* Your assignment *
Every line of the material that mentions the word "rewards" should be copied out.

* Supplied records *
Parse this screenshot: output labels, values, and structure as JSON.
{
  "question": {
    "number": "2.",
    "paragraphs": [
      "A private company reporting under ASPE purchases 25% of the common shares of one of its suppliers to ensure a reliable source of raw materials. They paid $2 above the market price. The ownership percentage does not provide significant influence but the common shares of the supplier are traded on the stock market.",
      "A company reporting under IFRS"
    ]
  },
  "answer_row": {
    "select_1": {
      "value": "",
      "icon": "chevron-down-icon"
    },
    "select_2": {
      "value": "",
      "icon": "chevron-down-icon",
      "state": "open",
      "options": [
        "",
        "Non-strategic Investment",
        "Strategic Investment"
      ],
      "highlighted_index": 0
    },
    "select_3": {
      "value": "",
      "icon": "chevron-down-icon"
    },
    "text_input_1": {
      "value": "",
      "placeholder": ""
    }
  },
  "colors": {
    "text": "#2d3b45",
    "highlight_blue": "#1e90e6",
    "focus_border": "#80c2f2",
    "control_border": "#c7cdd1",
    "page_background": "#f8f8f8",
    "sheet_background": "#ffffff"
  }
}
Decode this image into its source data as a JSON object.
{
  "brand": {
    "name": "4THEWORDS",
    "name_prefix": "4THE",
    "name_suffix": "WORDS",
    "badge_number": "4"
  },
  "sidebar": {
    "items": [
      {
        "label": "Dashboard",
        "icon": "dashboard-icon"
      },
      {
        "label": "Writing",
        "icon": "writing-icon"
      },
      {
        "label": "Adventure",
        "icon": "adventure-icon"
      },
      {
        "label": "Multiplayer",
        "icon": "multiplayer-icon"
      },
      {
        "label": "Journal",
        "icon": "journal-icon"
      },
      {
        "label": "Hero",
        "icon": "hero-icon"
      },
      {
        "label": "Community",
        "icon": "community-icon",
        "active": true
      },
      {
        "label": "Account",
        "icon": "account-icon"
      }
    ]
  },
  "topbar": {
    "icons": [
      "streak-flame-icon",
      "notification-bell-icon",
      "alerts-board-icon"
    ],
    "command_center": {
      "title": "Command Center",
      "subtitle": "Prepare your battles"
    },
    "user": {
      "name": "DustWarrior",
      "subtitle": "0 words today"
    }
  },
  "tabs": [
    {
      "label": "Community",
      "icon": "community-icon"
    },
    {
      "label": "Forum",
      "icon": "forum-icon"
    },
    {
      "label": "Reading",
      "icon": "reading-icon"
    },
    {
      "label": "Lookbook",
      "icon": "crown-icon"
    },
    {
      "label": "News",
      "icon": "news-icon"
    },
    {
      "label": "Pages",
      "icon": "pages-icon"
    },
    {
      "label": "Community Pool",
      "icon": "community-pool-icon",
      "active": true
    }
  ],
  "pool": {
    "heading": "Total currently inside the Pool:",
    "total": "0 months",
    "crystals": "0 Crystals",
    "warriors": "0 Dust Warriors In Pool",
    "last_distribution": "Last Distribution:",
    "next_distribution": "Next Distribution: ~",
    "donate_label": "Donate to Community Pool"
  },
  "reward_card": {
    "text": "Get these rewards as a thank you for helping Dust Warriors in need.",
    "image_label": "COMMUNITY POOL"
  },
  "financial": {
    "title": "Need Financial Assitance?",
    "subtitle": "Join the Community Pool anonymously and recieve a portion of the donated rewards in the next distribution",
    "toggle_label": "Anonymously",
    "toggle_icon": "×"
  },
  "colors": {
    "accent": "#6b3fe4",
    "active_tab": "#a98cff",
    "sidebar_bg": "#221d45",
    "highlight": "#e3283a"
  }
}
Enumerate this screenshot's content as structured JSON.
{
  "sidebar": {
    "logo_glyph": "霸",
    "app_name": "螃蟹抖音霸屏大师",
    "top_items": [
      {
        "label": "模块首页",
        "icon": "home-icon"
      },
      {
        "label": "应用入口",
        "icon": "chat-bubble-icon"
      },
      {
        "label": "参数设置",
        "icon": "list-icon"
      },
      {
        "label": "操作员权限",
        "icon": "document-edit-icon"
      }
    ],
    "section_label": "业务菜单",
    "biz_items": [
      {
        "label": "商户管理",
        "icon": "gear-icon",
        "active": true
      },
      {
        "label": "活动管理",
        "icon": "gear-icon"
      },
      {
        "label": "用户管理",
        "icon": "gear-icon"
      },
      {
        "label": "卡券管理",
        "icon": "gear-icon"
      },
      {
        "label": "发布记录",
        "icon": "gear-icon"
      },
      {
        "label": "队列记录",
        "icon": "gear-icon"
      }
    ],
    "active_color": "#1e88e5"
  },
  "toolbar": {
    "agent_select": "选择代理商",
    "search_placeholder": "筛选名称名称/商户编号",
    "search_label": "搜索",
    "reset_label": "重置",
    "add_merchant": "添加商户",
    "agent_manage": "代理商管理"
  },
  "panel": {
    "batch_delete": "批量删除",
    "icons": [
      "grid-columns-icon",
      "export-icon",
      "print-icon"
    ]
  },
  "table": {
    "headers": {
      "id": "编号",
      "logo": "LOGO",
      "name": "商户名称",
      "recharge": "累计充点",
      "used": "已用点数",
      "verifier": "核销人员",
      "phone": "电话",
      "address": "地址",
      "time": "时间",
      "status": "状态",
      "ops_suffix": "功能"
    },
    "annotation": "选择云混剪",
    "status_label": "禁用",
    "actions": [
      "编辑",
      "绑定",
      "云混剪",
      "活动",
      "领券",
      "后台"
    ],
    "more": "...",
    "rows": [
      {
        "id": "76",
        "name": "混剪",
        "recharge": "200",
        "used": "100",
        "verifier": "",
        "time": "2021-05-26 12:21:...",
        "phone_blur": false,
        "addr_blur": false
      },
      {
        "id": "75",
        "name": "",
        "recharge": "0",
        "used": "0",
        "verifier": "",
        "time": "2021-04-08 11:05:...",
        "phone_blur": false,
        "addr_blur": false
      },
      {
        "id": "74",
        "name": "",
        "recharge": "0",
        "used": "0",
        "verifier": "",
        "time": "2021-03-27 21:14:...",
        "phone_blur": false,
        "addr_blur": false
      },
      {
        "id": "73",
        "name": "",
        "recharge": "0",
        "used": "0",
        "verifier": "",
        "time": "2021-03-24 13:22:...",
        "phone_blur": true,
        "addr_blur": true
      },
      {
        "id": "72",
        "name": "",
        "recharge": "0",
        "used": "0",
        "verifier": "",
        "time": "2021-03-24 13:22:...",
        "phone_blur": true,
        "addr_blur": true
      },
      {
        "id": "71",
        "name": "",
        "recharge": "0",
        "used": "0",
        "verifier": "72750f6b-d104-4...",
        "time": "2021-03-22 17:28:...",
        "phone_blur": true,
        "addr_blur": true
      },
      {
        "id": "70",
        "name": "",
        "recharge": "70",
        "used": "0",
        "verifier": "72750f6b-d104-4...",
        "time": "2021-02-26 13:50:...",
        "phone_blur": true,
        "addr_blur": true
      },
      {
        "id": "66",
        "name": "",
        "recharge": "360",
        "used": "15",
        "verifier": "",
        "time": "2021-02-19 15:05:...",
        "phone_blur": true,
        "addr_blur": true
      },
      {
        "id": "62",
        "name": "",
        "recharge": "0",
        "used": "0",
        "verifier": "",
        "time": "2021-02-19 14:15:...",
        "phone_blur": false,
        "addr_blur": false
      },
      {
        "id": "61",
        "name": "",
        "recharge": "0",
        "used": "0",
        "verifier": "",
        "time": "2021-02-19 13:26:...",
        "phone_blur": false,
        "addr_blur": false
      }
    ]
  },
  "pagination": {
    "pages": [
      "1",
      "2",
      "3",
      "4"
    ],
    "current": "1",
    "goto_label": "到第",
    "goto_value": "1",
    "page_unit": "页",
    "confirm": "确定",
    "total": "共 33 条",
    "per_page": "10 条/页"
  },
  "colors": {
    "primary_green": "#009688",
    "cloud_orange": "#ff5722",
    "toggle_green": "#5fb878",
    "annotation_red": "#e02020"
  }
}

* Answer box *
    "text": "Get these rewards as a thank you for helping Dust Warriors in need.",
    "subtitle": "Join the Community Pool anonymously and recieve a portion of the donated rewards in the next distribution",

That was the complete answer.